Nancy is staying in California finishing her dissertation that I hope she will share with us through this blog.
I've said it before but it is worth repeating- I see my role as moving the field from lore to evidence. I believe that we know and we've seen the impact of the arts in the curriculum but we must also provide evidence. The kind of evidence that decision makers would like to look at. In my case it is quantitative- the challenge is continuously look for valid measures that do not reduce a complex story to a single measure.
Jean and I have also promised to work with the Sheldon Museum of Art on their Statewide program, nothing is set yet but I hope we'll be able to contribute something to this great program serving communities across Nebraska.

Sunday, June 1, 2008

Evidence Based Education and Patience

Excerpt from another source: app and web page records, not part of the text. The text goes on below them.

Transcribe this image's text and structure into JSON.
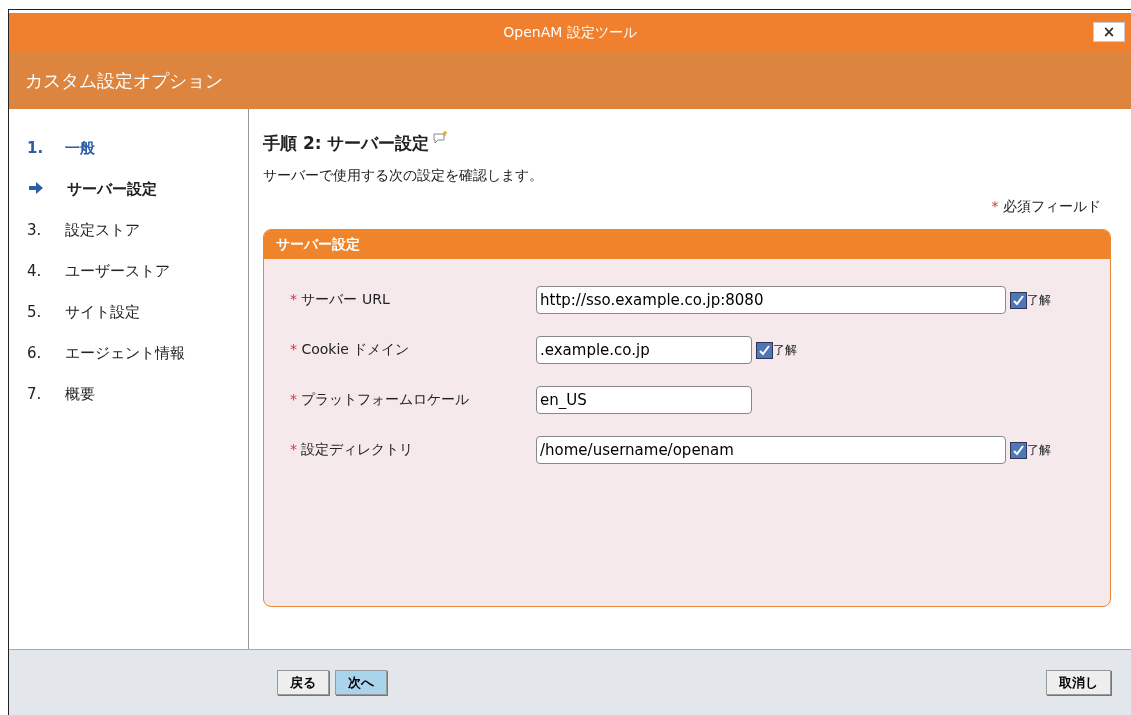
{
  "window": {
    "title": "OpenAM 設定ツール",
    "close": "×"
  },
  "header": {
    "title": "カスタム設定オプション"
  },
  "steps": [
    {
      "number": "1.",
      "label": "一般",
      "selected": false,
      "completed": true
    },
    {
      "label": "サーバー設定",
      "selected": true,
      "completed": false
    },
    {
      "number": "3.",
      "label": "設定ストア",
      "selected": false,
      "completed": false
    },
    {
      "number": "4.",
      "label": "ユーザーストア",
      "selected": false,
      "completed": false
    },
    {
      "number": "5.",
      "label": "サイト設定",
      "selected": false,
      "completed": false
    },
    {
      "number": "6.",
      "label": "エージェント情報",
      "selected": false,
      "completed": false
    },
    {
      "number": "7.",
      "label": "概要",
      "selected": false,
      "completed": false
    }
  ],
  "page": {
    "title": "手順 2: サーバー設定",
    "description": "サーバーで使用する次の設定を確認します。",
    "required_mark": "*",
    "required_note": "必須フィールド"
  },
  "panel": {
    "title": "サーバー設定",
    "fields": [
      {
        "label": "サーバー URL",
        "required": true,
        "value": "http://sso.example.co.jp:8080",
        "kind": "long",
        "confirm": {
          "label": "了解",
          "checked": true
        }
      },
      {
        "label": "Cookie ドメイン",
        "required": true,
        "value": ".example.co.jp",
        "kind": "short",
        "confirm": {
          "label": "了解",
          "checked": true
        }
      },
      {
        "label": "プラットフォームロケール",
        "required": true,
        "value": "en_US",
        "kind": "short"
      },
      {
        "label": "設定ディレクトリ",
        "required": true,
        "value": "/home/username/openam",
        "kind": "long",
        "confirm": {
          "label": "了解",
          "checked": true
        }
      }
    ]
  },
  "footer": {
    "buttons": [
      {
        "label": "戻る",
        "selected": false
      },
      {
        "label": "次へ",
        "selected": true
      }
    ],
    "cancel": "取消し"
  }
}
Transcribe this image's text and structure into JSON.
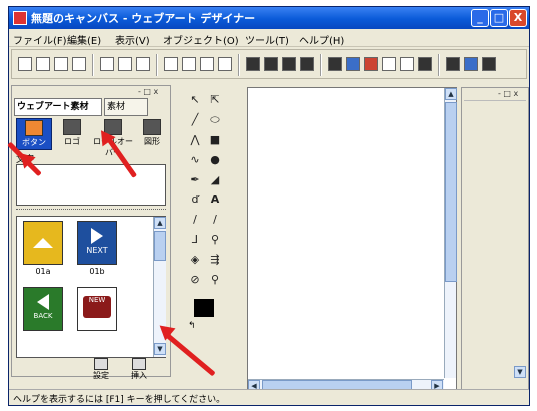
{
  "window": {
    "title": "無題のキャンバス - ウェブアート デザイナー",
    "buttons": {
      "minimize": "_",
      "maximize": "□",
      "close": "X"
    }
  },
  "menu": [
    "ファイル(F)",
    "編集(E)",
    "表示(V)",
    "オブジェクト(O)",
    "ツール(T)",
    "ヘルプ(H)"
  ],
  "left_panel": {
    "header_controls": "- □ x",
    "tabs": [
      "ウェブアート素材",
      "素材"
    ],
    "categories": [
      "ボタン",
      "ロゴ",
      "ロールオーバー",
      "図形"
    ],
    "text_label": "文字",
    "thumbnails": [
      {
        "caption": "01a",
        "label": "",
        "color": "#e6b81e"
      },
      {
        "caption": "01b",
        "label": "NEXT",
        "color": "#1e4f9e"
      },
      {
        "caption": "",
        "label": "BACK",
        "color": "#2a7a2a"
      },
      {
        "caption": "",
        "label": "NEW",
        "color": "#8b1a1a"
      }
    ],
    "bottom_buttons": [
      "設定",
      "挿入"
    ]
  },
  "right_panel": {
    "header_controls": "- □ x"
  },
  "status": {
    "text": "ヘルプを表示するには [F1] キーを押してください。"
  },
  "colors": {
    "titlebar": "#0a5ad8",
    "annotation_arrow": "#e02020",
    "selected": "#1a4fc4"
  }
}
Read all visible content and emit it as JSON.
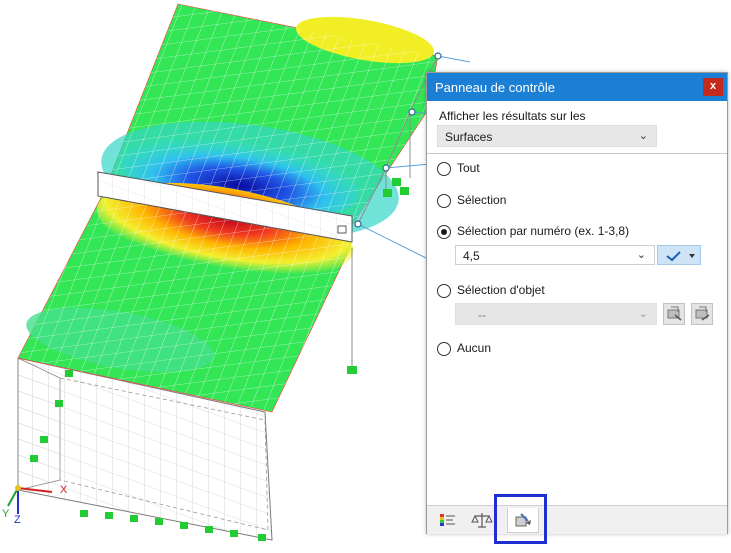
{
  "panel": {
    "title": "Panneau de contrôle",
    "close_label": "x",
    "section_label": "Afficher les résultats sur les",
    "result_type": "Surfaces"
  },
  "options": {
    "all": "Tout",
    "selection": "Sélection",
    "by_number": "Sélection par numéro (ex. 1-3,8)",
    "by_number_value": "4,5",
    "object_selection": "Sélection d'objet",
    "object_value": "--",
    "none": "Aucun",
    "selected": "by_number"
  },
  "axes": {
    "x": "X",
    "y": "Y",
    "z": "Z"
  },
  "colors": {
    "title_bar": "#1c7fd6",
    "close": "#c42b1c",
    "highlight": "#1f2ed0",
    "surface_green": "#33e655"
  },
  "icons": [
    "checkmark-icon",
    "select-objects-icon",
    "deselect-objects-icon",
    "results-colors-icon",
    "balance-icon",
    "display-settings-icon"
  ]
}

There is great pressure right now for educational research to focus on evidence based practice. At the same time there is pressure on students to teach using the same kind of evidence. I have no problem with the approach- but I would like to see space and time for activities that may not have immediate visible impact on students. For example, I am pretty sure that taking students to the Opera, museum, and theater will not produce much of a result on their achievement tests that year. The experience is just not enough. The cumulative effect of these experiences over time should make a great difference but I suspect we are not patient enough to wait.
The same seems to hold for vocabulary development. Not every word that students read or hear will become part of their working vocabulary immediately. A year or so ago I was talking to one of our kindergarten teachers about vocabulary growth in her students. We were both somewhat frustrated by what seemed to be the lack of use of target vocabulary by the students. The conversation really started me thinking about the patience. We want results now but need to recognize that in some areas we need patience and the understanding that the impacts are beyond one or even three years in school.